that the local authority’s decision was based on an incorrect material fact;
that the local authority has acted contrary to natural justice; or
that the local authority has acted unreasonably in the exercise of its discretion.
8.An appeal should normally be lodged with the sheriff clerk within 28 days of the date on which the local authority made the decision being appealed against. In upholding an appeal, the sheriff may—
remit the case with the reasons for the sheriff’s decision to the local authority for reconsideration by the local authority of its decision; or
reverse or modify the local authority’s decision.
9.A party to an appeal may appeal, on a point of law only, against the decision of the sheriff to the Court of Session within 28 days of the date of that decision.
10.Subsection (3) of section 18A allows for the regulations to make different provision for different cases or circumstances. The draft regulations allow, for example, the approval of a place for a specific marriage or for a specified period of time.
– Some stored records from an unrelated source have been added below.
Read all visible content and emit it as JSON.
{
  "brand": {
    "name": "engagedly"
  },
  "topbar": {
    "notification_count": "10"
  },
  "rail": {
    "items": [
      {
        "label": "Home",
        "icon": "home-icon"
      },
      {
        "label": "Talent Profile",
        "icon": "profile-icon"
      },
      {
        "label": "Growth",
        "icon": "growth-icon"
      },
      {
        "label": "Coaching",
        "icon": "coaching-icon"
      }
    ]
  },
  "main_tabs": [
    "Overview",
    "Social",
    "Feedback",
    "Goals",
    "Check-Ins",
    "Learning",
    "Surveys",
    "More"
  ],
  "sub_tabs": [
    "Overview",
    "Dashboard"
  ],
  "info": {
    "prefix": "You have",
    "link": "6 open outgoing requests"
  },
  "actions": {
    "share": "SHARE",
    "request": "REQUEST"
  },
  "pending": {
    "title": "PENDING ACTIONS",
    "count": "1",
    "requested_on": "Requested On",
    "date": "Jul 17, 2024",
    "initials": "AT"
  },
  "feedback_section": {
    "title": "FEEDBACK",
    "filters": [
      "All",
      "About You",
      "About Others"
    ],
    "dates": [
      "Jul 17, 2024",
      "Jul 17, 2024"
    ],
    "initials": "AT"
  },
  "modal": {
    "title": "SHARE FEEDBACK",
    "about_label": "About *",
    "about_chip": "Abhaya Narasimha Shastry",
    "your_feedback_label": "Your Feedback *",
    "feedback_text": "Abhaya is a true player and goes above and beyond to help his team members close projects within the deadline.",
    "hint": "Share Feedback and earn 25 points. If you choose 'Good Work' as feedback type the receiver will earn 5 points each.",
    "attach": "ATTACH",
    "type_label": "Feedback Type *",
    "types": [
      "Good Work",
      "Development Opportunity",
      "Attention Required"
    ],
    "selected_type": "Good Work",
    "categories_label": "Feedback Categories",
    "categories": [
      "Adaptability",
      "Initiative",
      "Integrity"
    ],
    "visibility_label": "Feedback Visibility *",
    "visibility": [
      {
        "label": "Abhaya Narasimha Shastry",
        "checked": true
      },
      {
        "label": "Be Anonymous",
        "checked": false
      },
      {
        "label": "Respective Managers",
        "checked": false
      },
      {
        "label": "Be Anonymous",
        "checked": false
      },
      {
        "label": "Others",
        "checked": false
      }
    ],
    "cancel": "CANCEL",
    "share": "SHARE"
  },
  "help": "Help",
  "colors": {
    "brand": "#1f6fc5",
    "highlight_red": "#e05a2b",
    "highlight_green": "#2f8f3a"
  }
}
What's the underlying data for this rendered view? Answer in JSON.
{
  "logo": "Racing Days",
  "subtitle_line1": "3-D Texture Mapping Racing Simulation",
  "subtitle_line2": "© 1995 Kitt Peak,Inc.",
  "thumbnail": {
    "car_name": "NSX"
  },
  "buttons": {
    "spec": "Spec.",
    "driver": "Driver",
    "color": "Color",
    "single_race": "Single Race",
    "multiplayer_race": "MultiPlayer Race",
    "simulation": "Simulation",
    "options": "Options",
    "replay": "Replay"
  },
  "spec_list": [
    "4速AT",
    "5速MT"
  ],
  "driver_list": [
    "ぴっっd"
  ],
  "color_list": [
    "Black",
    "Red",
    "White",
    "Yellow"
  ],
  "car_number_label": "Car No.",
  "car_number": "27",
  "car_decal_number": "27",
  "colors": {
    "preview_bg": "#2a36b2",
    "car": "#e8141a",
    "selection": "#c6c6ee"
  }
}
11.Subsections (4) and (5) of section 18A provide that the first regulations to be made should follow the draft affirmative procedure. Subsequent regulations would follow the negative procedure.
12.Section 1(4) of the Act amends section 24 of the 1977 Act by introducing an additional offence in relation to authorised registrars, where they solemnise a marriage otherwise than in accordance with section 18(1) of that Act. The penalty for this offence would be—
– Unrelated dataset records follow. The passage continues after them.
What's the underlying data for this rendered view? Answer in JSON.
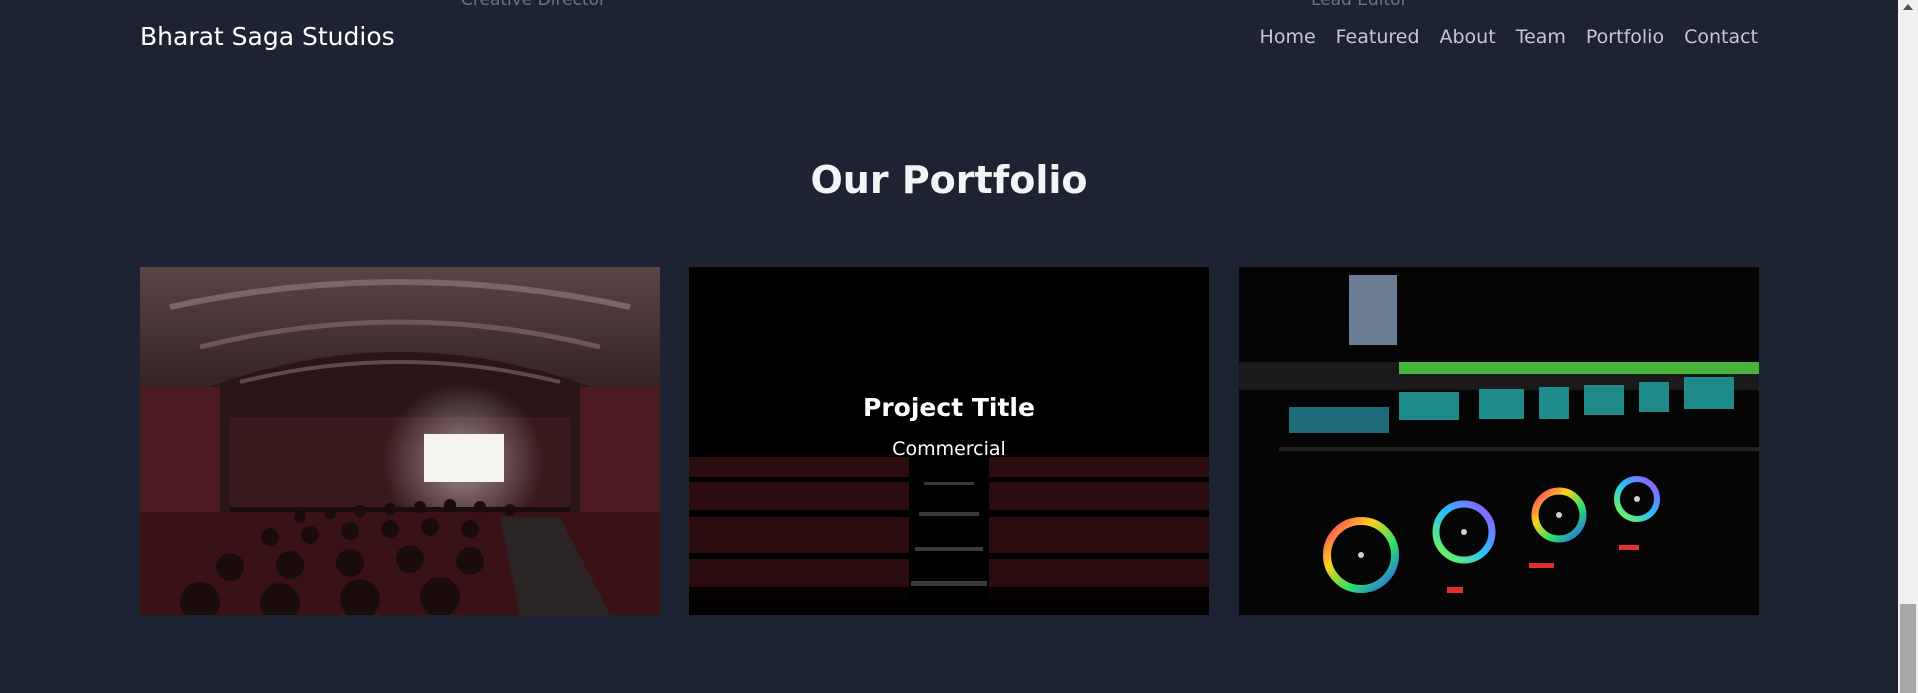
{
  "ghost_captions": [
    "Creative Director",
    "Lead Editor"
  ],
  "navbar": {
    "brand": "Bharat Saga Studios",
    "links": [
      "Home",
      "Featured",
      "About",
      "Team",
      "Portfolio",
      "Contact"
    ]
  },
  "portfolio": {
    "heading": "Our Portfolio",
    "items": [
      {
        "image": "cinema-audience-image"
      },
      {
        "image": "theater-seats-image",
        "title": "Project Title",
        "category": "Commercial"
      },
      {
        "image": "color-grading-software-image"
      }
    ]
  },
  "colors": {
    "background": "#1e2333",
    "text": "#ffffff",
    "nav_text": "#c4c8d0"
  }
}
on conviction on indictment, to a fine or to imprisonment for a term not exceeding 2 years or to both;
on summary conviction, to a fine not exceeding level 3 on the standard scale (currently £1,000) or to imprisonment for a term not exceeding 3 months or to both.
13.The Scottish Executive consulted on the draft Bill and draft regulations in the White Paper Civil Marriages Outwith Registration Offices, published on 21 June 2001. The reader may also find it helpful to consult the draft Guidance to Scottish Local Authorities for the Approval of Places for Civil Marriages produced by the Registrar General for Scotland. This was published by the General Register Office for Scotland (GROS) on the date of introduction of the Bill. Copies of all of these documents are available from the Scottish Parliament Information Centre and from GROS, New Register House, Edinburgh EH1 3YT or on the Internet at http://www.gro-scotland.gov.uk.